• _Problem statement_:
For each line in the records that contains "root", make a copy.

Element data from apps and pages:
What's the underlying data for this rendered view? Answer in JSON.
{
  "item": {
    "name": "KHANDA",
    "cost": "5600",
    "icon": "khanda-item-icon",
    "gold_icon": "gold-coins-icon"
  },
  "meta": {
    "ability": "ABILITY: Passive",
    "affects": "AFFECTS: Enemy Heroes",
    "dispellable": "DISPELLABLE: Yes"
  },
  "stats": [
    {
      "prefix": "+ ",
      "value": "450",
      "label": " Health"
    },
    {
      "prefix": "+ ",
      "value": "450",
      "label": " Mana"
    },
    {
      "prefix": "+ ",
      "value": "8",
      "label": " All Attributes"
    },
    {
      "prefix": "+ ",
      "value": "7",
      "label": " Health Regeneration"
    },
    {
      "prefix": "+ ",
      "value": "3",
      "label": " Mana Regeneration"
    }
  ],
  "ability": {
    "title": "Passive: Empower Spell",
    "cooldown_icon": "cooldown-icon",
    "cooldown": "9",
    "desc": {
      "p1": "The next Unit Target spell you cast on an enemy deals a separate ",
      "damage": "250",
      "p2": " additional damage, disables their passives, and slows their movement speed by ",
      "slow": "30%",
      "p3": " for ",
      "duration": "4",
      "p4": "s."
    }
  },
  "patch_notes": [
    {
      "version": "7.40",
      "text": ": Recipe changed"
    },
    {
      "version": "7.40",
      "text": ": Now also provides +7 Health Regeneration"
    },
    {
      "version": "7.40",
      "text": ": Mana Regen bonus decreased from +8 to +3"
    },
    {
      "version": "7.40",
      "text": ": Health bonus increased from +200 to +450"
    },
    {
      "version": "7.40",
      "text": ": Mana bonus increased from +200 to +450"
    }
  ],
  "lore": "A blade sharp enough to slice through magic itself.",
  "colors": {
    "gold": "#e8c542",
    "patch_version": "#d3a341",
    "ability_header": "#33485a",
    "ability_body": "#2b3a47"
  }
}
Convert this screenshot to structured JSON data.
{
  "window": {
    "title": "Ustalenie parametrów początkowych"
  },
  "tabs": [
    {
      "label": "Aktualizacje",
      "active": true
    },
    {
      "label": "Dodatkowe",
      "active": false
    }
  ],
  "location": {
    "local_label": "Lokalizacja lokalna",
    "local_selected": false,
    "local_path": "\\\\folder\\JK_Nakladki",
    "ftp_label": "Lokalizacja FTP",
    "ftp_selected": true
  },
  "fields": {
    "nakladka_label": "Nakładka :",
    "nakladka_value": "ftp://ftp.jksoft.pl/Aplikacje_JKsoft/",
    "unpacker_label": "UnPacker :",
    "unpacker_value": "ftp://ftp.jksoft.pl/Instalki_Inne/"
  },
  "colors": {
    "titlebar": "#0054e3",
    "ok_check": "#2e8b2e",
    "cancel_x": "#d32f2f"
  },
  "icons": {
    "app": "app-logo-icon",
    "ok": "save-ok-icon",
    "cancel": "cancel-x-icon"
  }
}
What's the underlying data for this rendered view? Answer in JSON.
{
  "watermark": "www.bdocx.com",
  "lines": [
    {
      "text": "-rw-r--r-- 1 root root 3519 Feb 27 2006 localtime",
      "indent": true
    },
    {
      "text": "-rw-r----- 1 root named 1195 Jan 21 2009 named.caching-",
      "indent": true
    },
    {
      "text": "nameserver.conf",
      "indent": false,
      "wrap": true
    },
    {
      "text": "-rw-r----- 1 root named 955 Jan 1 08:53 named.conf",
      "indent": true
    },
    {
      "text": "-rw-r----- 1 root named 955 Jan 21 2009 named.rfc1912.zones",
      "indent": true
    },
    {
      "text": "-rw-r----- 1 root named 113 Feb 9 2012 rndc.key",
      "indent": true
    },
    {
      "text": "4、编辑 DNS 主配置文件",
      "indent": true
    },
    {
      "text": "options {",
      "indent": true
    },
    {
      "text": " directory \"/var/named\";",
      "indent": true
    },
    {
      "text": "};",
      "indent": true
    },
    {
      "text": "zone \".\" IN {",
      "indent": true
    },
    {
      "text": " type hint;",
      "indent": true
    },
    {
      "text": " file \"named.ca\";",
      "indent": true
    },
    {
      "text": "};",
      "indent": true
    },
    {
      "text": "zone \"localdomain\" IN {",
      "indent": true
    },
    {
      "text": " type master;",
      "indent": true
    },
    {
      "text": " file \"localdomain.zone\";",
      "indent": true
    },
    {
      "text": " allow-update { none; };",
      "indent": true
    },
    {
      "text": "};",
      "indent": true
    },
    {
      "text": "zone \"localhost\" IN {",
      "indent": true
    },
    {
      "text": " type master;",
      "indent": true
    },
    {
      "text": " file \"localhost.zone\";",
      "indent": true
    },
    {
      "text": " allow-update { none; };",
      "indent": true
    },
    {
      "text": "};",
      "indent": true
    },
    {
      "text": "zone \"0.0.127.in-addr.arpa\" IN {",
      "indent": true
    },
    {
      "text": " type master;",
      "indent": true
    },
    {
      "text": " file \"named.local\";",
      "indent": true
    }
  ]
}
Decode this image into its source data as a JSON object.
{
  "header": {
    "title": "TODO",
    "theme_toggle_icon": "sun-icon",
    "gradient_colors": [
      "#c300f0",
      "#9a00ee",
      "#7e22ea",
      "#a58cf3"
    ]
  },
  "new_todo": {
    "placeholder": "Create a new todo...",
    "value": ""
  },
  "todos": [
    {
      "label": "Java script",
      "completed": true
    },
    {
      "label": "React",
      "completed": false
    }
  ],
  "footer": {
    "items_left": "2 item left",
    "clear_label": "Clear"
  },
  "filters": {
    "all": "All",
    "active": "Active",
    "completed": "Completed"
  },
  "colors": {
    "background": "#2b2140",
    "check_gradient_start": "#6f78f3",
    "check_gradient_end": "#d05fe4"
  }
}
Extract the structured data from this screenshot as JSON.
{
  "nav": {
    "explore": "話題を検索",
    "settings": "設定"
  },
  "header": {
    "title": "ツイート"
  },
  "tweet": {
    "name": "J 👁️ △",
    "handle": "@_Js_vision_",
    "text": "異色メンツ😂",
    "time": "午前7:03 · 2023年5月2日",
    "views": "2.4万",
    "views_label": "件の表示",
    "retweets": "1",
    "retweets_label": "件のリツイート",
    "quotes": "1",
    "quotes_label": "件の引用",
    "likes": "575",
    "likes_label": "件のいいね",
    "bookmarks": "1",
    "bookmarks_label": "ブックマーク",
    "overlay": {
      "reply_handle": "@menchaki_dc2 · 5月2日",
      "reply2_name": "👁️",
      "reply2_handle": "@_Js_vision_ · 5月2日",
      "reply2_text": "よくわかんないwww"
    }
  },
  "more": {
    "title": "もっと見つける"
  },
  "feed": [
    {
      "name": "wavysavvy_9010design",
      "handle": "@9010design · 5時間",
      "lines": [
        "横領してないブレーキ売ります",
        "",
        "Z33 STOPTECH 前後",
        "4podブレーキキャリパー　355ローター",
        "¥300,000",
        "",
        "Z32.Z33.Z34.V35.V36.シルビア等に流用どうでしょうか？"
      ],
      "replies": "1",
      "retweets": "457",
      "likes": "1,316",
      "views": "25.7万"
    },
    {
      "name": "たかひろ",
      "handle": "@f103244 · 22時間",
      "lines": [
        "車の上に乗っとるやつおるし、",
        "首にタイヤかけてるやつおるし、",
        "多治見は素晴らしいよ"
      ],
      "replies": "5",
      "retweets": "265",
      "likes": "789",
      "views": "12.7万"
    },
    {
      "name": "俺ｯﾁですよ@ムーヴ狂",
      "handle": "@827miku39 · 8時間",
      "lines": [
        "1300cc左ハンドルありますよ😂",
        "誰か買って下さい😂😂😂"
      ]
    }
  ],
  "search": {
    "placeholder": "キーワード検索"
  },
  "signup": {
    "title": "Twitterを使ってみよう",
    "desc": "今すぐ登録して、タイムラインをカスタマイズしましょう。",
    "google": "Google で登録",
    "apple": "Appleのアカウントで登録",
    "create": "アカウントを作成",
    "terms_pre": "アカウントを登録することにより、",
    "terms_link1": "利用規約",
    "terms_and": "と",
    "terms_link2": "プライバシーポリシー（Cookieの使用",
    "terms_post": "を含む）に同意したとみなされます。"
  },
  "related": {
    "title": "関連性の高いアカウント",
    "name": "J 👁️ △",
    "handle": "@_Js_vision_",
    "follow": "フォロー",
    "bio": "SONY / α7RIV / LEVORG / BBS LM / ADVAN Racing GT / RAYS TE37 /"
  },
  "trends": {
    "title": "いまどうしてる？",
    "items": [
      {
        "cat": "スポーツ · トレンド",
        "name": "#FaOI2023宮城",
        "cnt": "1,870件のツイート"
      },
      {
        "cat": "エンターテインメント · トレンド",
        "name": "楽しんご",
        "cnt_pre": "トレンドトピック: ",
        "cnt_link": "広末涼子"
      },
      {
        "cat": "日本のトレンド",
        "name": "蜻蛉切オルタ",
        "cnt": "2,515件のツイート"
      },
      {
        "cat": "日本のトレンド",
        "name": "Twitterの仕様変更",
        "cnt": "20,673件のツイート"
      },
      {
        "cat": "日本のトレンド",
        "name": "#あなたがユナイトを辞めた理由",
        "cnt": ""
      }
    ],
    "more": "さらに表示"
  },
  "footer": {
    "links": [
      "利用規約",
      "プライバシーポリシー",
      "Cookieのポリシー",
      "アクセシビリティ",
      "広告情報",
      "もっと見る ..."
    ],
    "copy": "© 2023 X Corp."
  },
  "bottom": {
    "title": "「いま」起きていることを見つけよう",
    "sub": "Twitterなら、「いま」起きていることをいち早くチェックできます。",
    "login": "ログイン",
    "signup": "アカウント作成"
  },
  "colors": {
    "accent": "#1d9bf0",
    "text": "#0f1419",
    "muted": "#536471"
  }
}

• _Written response_:
      "text": "-rw-r--r-- 1 root root 3519 Feb 27 2006 localtime",
      "text": "-rw-r----- 1 root named 1195 Jan 21 2009 named.caching-",
      "text": "-rw-r----- 1 root named 955 Jan 1 08:53 named.conf",
      "text": "-rw-r----- 1 root named 955 Jan 21 2009 named.rfc1912.zones",
      "text": "-rw-r----- 1 root named 113 Feb 9 2012 rndc.key",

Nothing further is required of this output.